Collected data
------

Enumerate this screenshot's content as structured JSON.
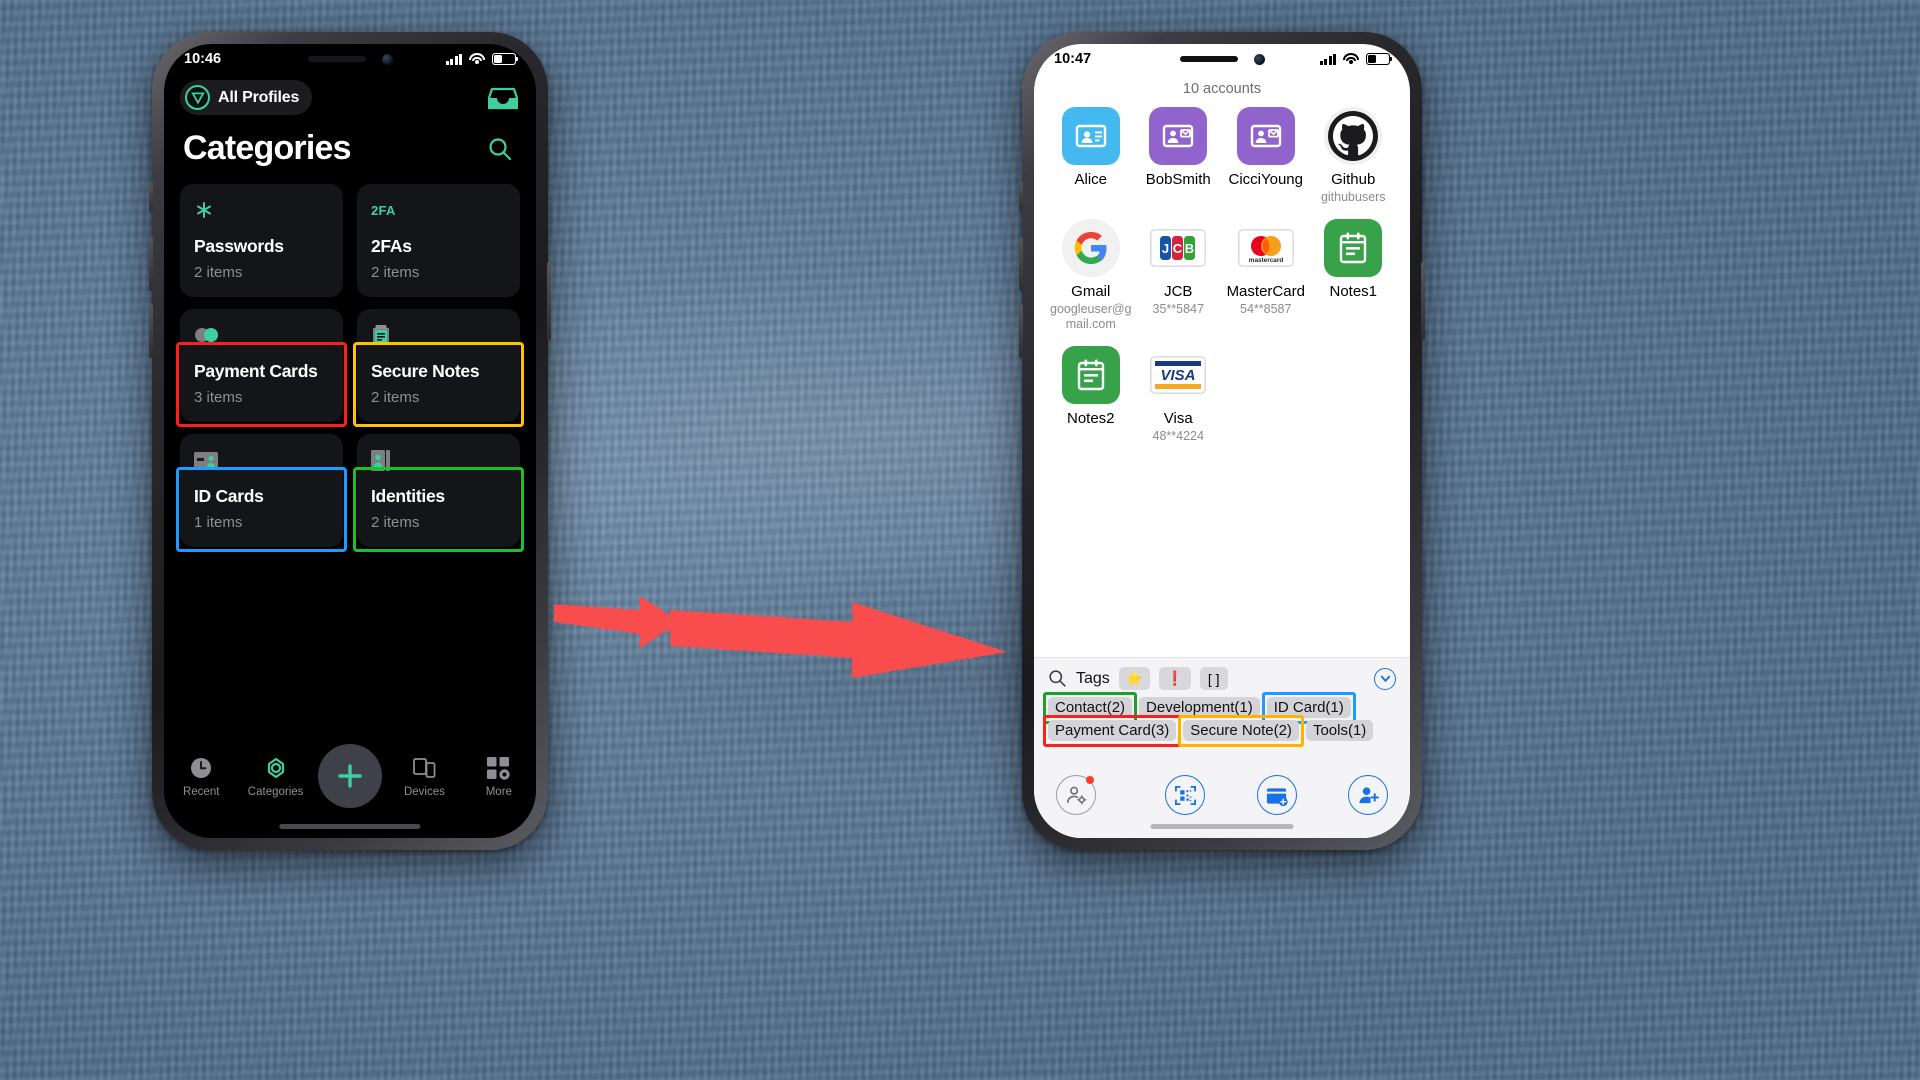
{
  "accent": {
    "teal": "#3ecfa0",
    "blue": "#1573e6",
    "dark_card": "#141518"
  },
  "left_phone": {
    "status": {
      "time": "10:46",
      "signal_icon": "cellular-bars-icon",
      "wifi_icon": "wifi-icon",
      "battery_icon": "battery-icon"
    },
    "profile_chip": {
      "label": "All Profiles",
      "logo_icon": "vault-shield-icon"
    },
    "inbox_icon": "inbox-tray-icon",
    "page_title": "Categories",
    "search_icon": "search-icon",
    "categories": [
      {
        "name": "Passwords",
        "count": "2 items",
        "icon": "asterisk-icon",
        "highlight": "none"
      },
      {
        "name": "2FAs",
        "count": "2 items",
        "icon": "2fa-text-icon",
        "highlight": "none"
      },
      {
        "name": "Payment Cards",
        "count": "3 items",
        "icon": "toggle-coins-icon",
        "highlight": "#ff1e1e"
      },
      {
        "name": "Secure Notes",
        "count": "2 items",
        "icon": "note-clip-icon",
        "highlight": "#ffc400"
      },
      {
        "name": "ID Cards",
        "count": "1 items",
        "icon": "id-card-icon",
        "highlight": "#1e9bff"
      },
      {
        "name": "Identities",
        "count": "2 items",
        "icon": "identity-book-icon",
        "highlight": "#19c229"
      }
    ],
    "tabs": [
      {
        "label": "Recent",
        "icon": "clock-icon"
      },
      {
        "label": "Categories",
        "icon": "categories-icon"
      },
      {
        "label": "",
        "icon": "plus-icon"
      },
      {
        "label": "Devices",
        "icon": "devices-icon"
      },
      {
        "label": "More",
        "icon": "more-grid-icon"
      }
    ]
  },
  "right_phone": {
    "status": {
      "time": "10:47",
      "signal_icon": "cellular-bars-icon",
      "wifi_icon": "wifi-icon",
      "battery_icon": "battery-icon"
    },
    "accounts_count": "10 accounts",
    "accounts": [
      {
        "name": "Alice",
        "sub": "",
        "icon": "contact-card-icon",
        "bg": "#43b9ef"
      },
      {
        "name": "BobSmith",
        "sub": "",
        "icon": "contact-mail-icon",
        "bg": "#9063cd"
      },
      {
        "name": "CicciYoung",
        "sub": "",
        "icon": "contact-mail-icon",
        "bg": "#9063cd"
      },
      {
        "name": "Github",
        "sub": "githubusers",
        "icon": "github-icon",
        "bg": "#f0f0f0"
      },
      {
        "name": "Gmail",
        "sub": "googleuser@gmail.com",
        "icon": "google-icon",
        "bg": "#f0f0f0"
      },
      {
        "name": "JCB",
        "sub": "35**5847",
        "icon": "jcb-card-icon",
        "bg": "#ffffff"
      },
      {
        "name": "MasterCard",
        "sub": "54**8587",
        "icon": "mastercard-icon",
        "bg": "#ffffff"
      },
      {
        "name": "Notes1",
        "sub": "",
        "icon": "note-green-icon",
        "bg": "#37a24a"
      },
      {
        "name": "Notes2",
        "sub": "",
        "icon": "note-green-icon",
        "bg": "#37a24a"
      },
      {
        "name": "Visa",
        "sub": "48**4224",
        "icon": "visa-card-icon",
        "bg": "#ffffff"
      }
    ],
    "tags_panel": {
      "search_icon": "search-icon",
      "title": "Tags",
      "quick_filters": [
        {
          "label": "⭐",
          "name": "favorite-filter"
        },
        {
          "label": "❗",
          "name": "important-filter"
        },
        {
          "label": "[ ]",
          "name": "bracket-filter"
        }
      ],
      "collapse_icon": "chevron-down-circle-icon",
      "tags": [
        {
          "label": "Contact(2)",
          "highlight": "#19a12a"
        },
        {
          "label": "Development(1)",
          "highlight": "none"
        },
        {
          "label": "ID Card(1)",
          "highlight": "#1e9bff"
        },
        {
          "label": "Payment Card(3)",
          "highlight": "#ff1e1e"
        },
        {
          "label": "Secure Note(2)",
          "highlight": "#ffb300"
        },
        {
          "label": "Tools(1)",
          "highlight": "none"
        }
      ]
    },
    "bottom_bar": [
      {
        "icon": "user-settings-icon",
        "name": "account-settings-button",
        "style": "grey",
        "badge": true
      },
      {
        "icon": "qr-scan-icon",
        "name": "scan-qr-button",
        "style": "blue",
        "badge": false
      },
      {
        "icon": "add-card-icon",
        "name": "add-card-button",
        "style": "blue",
        "badge": false
      },
      {
        "icon": "add-user-icon",
        "name": "add-user-button",
        "style": "blue",
        "badge": false
      }
    ]
  },
  "annotation": {
    "arrow_color": "#f94d4d",
    "arrow_name": "red-flow-arrow"
  }
}
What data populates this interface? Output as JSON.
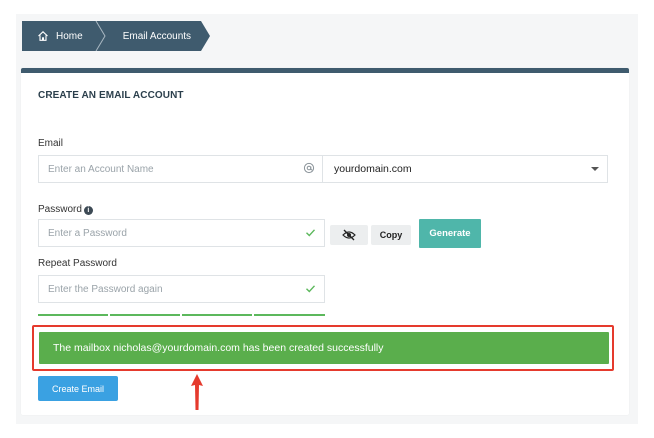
{
  "breadcrumb": {
    "home_label": "Home",
    "current_label": "Email Accounts"
  },
  "form": {
    "title": "CREATE AN EMAIL ACCOUNT",
    "email_label": "Email",
    "email_placeholder": "Enter an Account Name",
    "domain_value": "yourdomain.com",
    "password_label": "Password",
    "password_placeholder": "Enter a Password",
    "copy_label": "Copy",
    "generate_label": "Generate",
    "repeat_label": "Repeat Password",
    "repeat_placeholder": "Enter the Password again",
    "strength_segments_filled": 4,
    "create_label": "Create Email"
  },
  "alert": {
    "message": "The mailbox nicholas@yourdomain.com has been created successfully"
  },
  "colors": {
    "header_dark": "#3f5b6e",
    "success_green": "#5aae4c",
    "generate_teal": "#4fb6aa",
    "create_blue": "#3aa1e2",
    "highlight_red": "#e53a2d"
  }
}
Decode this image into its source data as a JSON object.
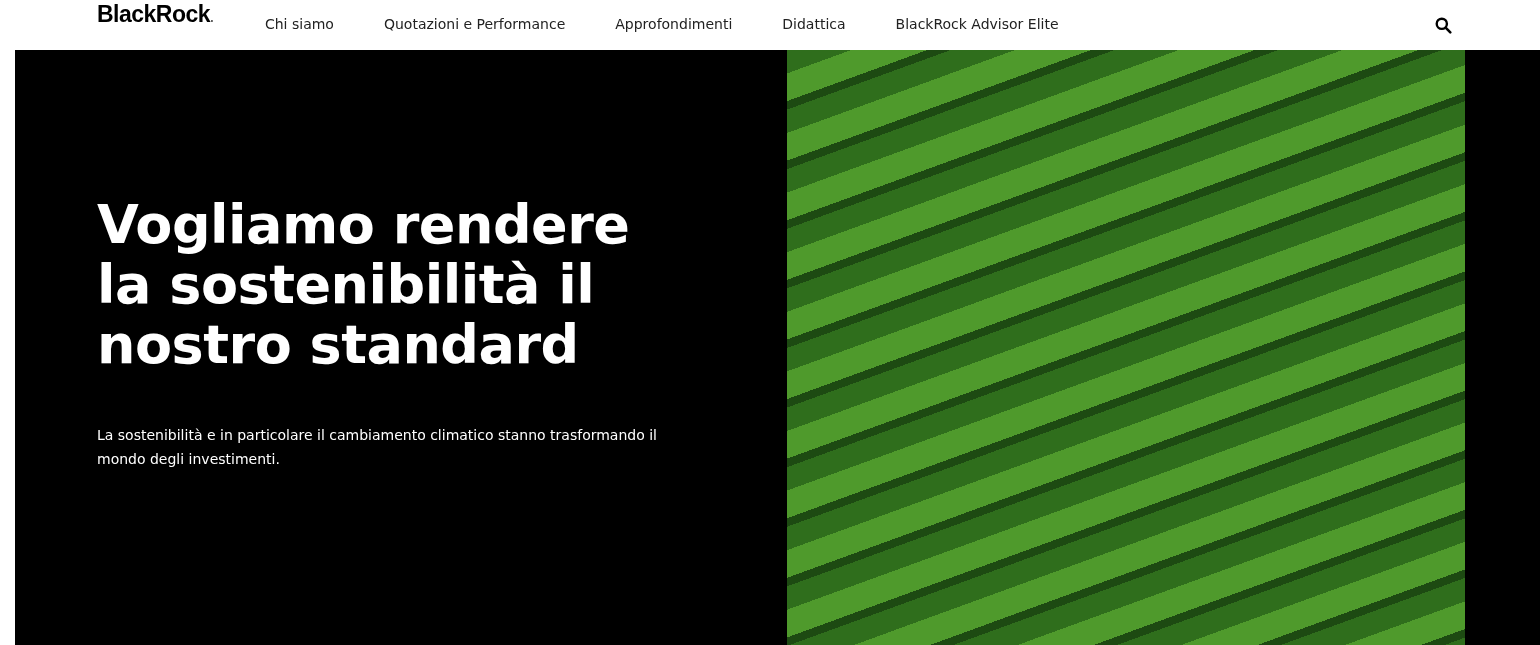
{
  "header": {
    "logo": "BlackRock",
    "logo_mark": ".",
    "nav": [
      {
        "label": "Chi siamo"
      },
      {
        "label": "Quotazioni e Performance"
      },
      {
        "label": "Approfondimenti"
      },
      {
        "label": "Didattica"
      },
      {
        "label": "BlackRock Advisor Elite"
      }
    ]
  },
  "hero": {
    "title": "Vogliamo rendere la sostenibilità il nostro standard",
    "text": "La sostenibilità e in particolare il cambiamento climatico stanno trasformando il mondo degli investimenti."
  }
}
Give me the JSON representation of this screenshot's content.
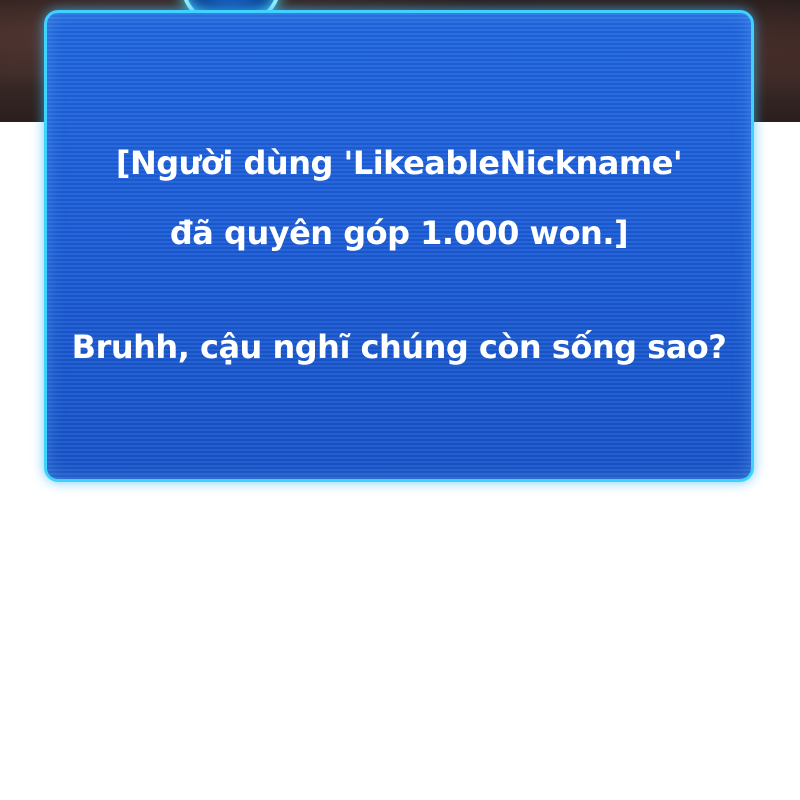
{
  "dialog": {
    "lines": [
      "[Người dùng 'LikeableNickname'",
      "đã quyên góp 1.000 won.]",
      "Bruhh, cậu nghĩ chúng còn sống sao?"
    ]
  },
  "colors": {
    "panel_fill": "#1a5bd6",
    "panel_border": "#3fd2ff",
    "text": "#ffffff",
    "background": "#ffffff"
  },
  "icons": {
    "top_orb": "glowing-orb-icon"
  }
}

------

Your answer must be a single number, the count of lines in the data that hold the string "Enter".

Result for this task
3